__What is being asked__.
Using the lines below, work out the count of those that hold "quand". Give the number only.

__Records for this exercise__.
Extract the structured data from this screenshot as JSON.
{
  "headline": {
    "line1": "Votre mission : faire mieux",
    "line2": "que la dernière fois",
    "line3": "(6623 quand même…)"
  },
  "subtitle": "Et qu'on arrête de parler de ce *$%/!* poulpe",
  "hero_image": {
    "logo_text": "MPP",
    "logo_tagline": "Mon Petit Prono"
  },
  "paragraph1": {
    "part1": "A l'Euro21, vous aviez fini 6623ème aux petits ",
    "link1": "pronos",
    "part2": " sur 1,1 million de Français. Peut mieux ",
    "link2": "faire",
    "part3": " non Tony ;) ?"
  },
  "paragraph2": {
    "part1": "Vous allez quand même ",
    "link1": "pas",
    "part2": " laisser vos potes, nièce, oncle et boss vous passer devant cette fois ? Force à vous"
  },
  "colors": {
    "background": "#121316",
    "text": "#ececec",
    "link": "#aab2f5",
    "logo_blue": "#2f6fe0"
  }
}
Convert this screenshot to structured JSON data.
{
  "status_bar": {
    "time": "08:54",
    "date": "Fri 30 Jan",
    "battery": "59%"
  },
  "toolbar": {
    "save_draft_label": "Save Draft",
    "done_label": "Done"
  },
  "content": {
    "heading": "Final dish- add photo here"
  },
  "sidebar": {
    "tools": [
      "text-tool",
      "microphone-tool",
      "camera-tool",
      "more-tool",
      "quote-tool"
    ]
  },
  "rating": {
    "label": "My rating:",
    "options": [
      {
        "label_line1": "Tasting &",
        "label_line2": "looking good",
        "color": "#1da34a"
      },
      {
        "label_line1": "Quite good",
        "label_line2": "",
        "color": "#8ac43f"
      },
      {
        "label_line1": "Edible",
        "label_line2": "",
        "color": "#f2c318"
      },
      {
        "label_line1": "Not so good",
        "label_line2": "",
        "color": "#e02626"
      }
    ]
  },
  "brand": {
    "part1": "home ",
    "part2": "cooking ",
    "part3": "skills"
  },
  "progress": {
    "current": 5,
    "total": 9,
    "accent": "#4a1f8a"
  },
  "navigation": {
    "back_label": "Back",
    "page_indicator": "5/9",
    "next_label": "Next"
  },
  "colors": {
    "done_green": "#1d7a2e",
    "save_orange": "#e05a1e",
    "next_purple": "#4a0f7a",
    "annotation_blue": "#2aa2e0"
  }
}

__Written solution__.
2